_Prompt_
Return all the lines below in which the string "image" appears.

_Data extract_
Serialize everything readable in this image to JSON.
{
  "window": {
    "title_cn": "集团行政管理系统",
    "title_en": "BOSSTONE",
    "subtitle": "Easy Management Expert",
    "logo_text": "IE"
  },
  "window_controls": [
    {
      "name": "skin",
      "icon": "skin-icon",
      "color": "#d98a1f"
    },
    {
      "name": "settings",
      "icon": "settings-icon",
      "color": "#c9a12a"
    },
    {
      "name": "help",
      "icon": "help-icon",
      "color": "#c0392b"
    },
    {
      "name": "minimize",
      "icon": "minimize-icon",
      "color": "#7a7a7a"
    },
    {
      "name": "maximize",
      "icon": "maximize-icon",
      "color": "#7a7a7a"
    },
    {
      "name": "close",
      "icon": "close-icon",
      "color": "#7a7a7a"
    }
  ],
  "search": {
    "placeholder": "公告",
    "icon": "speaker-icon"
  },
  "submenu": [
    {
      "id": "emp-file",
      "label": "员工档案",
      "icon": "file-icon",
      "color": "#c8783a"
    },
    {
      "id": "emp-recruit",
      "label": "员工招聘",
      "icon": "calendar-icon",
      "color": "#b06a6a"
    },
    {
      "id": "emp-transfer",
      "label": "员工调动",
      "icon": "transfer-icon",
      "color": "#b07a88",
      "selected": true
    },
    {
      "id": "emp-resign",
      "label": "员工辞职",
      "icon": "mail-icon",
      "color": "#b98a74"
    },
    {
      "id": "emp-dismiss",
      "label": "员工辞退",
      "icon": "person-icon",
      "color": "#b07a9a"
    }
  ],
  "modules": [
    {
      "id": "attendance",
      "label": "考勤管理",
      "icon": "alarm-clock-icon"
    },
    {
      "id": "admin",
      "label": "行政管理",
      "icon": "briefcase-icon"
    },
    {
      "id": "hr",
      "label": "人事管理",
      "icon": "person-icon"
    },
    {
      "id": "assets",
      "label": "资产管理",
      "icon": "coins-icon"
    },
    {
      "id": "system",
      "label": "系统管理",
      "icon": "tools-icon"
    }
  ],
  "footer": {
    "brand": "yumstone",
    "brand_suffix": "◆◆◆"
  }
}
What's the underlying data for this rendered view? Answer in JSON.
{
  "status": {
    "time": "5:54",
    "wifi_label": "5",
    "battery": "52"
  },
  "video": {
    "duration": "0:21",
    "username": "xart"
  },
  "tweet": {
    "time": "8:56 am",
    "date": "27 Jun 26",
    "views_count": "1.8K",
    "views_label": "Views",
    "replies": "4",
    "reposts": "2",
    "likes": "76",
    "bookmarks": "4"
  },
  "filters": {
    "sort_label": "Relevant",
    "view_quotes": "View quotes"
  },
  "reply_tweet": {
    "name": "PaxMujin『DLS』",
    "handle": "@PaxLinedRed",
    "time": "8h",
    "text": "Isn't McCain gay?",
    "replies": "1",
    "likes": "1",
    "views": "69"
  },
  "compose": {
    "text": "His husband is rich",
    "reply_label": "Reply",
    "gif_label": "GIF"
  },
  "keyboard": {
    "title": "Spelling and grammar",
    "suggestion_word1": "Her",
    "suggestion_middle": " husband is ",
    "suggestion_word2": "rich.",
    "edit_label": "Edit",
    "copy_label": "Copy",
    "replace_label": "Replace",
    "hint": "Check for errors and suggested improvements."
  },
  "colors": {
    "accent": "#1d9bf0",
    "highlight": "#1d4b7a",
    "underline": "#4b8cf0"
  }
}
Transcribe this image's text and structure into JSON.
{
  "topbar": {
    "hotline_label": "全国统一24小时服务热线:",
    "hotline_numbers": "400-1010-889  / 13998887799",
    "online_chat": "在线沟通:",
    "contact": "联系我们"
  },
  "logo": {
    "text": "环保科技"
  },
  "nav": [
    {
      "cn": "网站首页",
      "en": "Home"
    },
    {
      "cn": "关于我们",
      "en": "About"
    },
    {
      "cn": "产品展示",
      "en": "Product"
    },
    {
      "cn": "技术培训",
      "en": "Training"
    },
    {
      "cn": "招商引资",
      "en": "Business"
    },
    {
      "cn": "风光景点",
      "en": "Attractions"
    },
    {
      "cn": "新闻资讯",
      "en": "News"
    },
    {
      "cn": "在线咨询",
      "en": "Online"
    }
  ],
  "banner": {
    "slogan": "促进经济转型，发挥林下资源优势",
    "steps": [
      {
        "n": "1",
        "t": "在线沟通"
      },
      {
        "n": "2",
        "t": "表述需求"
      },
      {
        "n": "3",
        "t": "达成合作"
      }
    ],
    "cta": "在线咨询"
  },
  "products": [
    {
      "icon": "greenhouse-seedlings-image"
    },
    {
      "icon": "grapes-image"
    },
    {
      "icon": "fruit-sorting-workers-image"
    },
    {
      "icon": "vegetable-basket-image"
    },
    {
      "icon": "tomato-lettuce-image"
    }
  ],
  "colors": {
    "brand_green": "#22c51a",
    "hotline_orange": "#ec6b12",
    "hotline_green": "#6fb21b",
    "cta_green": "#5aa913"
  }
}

_Final answer_
Serialize everything readable in this image to JSON.
Transcribe this image's text and structure into JSON.
      "icon": "greenhouse-seedlings-image"
      "icon": "grapes-image"
      "icon": "fruit-sorting-workers-image"
      "icon": "vegetable-basket-image"
      "icon": "tomato-lettuce-image"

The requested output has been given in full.